As a marketing manager, John Sculley developed the so-called Pepsi Challenge, which enabled the company to gain market share from Coca-Cola. In the 1980s, Sculley ran Apple — and had a famous run-in with Steve Jobs. Continue reading
Last month, Netflix quietlydeleted all the remaining user reviews on its service. And just like that, CEO Reed Hastings completed the latest shift in his company’s ever evolving strategy: away from the wisdom of crowds in its content recommendations, in favor of the wisdom of the machine. The algorithm is now firmly in charge at Netflix—as it increasingly is across the economy.
The past year has seen a crescendo of fascination with—and fear of—artificial intelligence. This theme is a central feature of the tech backlash buffeting formerly bulletproof companies like Facebook and Google, fueling U.S. congressional hearings and editorial-page outrage.
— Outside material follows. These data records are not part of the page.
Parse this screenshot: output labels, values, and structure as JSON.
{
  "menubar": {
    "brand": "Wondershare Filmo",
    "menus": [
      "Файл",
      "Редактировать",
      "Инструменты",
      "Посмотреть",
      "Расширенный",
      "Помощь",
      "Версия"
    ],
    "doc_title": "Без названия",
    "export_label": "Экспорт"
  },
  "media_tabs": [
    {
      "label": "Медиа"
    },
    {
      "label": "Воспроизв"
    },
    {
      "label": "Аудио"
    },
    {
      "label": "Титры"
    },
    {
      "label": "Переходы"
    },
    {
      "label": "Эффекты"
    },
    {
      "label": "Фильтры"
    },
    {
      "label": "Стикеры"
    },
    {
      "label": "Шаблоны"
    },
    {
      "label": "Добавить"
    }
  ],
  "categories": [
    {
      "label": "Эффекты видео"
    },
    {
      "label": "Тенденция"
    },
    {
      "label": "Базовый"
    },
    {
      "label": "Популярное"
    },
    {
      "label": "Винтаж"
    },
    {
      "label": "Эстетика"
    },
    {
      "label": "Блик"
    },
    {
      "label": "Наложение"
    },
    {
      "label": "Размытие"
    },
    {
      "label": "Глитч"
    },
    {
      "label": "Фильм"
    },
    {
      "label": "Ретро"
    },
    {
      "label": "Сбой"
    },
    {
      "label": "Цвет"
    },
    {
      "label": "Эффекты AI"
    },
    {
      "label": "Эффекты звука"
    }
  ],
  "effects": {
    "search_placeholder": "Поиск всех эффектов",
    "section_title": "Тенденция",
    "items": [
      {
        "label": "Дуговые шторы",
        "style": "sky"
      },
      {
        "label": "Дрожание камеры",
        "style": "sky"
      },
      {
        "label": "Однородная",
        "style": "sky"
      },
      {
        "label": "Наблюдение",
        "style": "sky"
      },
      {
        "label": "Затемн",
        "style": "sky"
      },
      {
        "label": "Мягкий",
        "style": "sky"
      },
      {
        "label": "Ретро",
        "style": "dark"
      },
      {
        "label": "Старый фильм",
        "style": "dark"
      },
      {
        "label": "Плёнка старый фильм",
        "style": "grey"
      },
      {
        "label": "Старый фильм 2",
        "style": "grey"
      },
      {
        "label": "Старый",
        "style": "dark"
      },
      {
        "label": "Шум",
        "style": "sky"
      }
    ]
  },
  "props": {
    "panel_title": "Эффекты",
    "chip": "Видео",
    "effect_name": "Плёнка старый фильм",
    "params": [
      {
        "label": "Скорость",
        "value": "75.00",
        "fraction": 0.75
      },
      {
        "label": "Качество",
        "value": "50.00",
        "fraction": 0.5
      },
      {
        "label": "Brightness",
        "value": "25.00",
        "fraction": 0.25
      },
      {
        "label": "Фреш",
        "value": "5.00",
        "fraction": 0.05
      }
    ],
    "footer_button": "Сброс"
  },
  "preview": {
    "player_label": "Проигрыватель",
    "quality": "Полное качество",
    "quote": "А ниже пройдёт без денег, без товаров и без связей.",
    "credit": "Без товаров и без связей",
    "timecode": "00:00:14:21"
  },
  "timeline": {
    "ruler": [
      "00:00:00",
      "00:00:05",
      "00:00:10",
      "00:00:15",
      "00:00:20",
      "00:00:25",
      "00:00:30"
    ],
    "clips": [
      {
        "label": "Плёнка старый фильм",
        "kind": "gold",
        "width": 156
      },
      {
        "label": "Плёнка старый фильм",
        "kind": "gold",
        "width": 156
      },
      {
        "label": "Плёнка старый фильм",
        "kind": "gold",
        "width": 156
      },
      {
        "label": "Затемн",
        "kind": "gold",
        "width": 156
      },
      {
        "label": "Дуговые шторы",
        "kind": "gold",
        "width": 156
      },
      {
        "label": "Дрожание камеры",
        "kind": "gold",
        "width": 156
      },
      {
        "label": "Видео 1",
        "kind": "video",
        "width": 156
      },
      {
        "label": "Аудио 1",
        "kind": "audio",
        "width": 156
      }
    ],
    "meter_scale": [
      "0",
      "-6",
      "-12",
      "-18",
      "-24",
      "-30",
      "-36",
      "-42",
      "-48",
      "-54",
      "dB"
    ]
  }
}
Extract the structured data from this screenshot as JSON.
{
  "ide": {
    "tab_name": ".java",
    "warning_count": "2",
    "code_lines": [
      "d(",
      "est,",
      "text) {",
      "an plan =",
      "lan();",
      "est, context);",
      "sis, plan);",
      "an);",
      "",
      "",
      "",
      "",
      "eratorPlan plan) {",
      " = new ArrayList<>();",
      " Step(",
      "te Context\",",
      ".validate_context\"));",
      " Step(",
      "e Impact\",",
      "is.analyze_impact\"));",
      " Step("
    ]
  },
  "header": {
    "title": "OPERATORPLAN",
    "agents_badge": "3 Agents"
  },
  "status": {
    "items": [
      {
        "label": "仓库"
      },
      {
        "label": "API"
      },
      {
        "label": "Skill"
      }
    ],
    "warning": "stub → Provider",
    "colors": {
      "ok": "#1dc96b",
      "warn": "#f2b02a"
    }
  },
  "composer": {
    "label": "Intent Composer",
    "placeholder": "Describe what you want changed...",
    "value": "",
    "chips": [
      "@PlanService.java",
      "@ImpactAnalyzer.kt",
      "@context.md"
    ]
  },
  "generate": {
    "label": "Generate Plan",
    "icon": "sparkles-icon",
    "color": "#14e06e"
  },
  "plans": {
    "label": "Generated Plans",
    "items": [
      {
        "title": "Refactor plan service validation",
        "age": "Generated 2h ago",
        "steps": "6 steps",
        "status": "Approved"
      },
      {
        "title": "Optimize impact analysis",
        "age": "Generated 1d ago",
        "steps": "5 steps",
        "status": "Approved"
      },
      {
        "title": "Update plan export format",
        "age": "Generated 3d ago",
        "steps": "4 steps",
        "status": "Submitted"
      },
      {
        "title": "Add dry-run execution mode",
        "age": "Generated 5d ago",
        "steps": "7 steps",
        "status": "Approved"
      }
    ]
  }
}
Yet it’s also the most potent new engine for business efficiency, an essential driver of competitive advantage from Amazon to Accenture. Continue reading
Innovation has always been defined quite differently from invention. It used to be that innovation was “the introduction of something new; a new idea, method or device; a novelty.” In a more modern and revised definition, innovation is “the creation of better or more effective products, processes, services, technologies or ideas that are readily available to markets, governments, and society.” The definition of innovation has now changed to reflect its differentiation from improvement, in that innovation refers to the notion of doing something differently rather than doing the same thing better. Continue reading
I got my first glimpse of Apple’s newest product as the sun was coming up. It was just after 7 a.m. on a Wednesday in January, two days after Apple executives, including CEO Tim Cook, began moving into Apple Park, the company’s new spaceship-like headquarters in Cupertino. As I was escorted around the gleaming structure, it occurred to me that it embodied everything Apple’s products represent: a glimpse of the future, and yet also something familiar—not science fiction, but a tangible vision made real.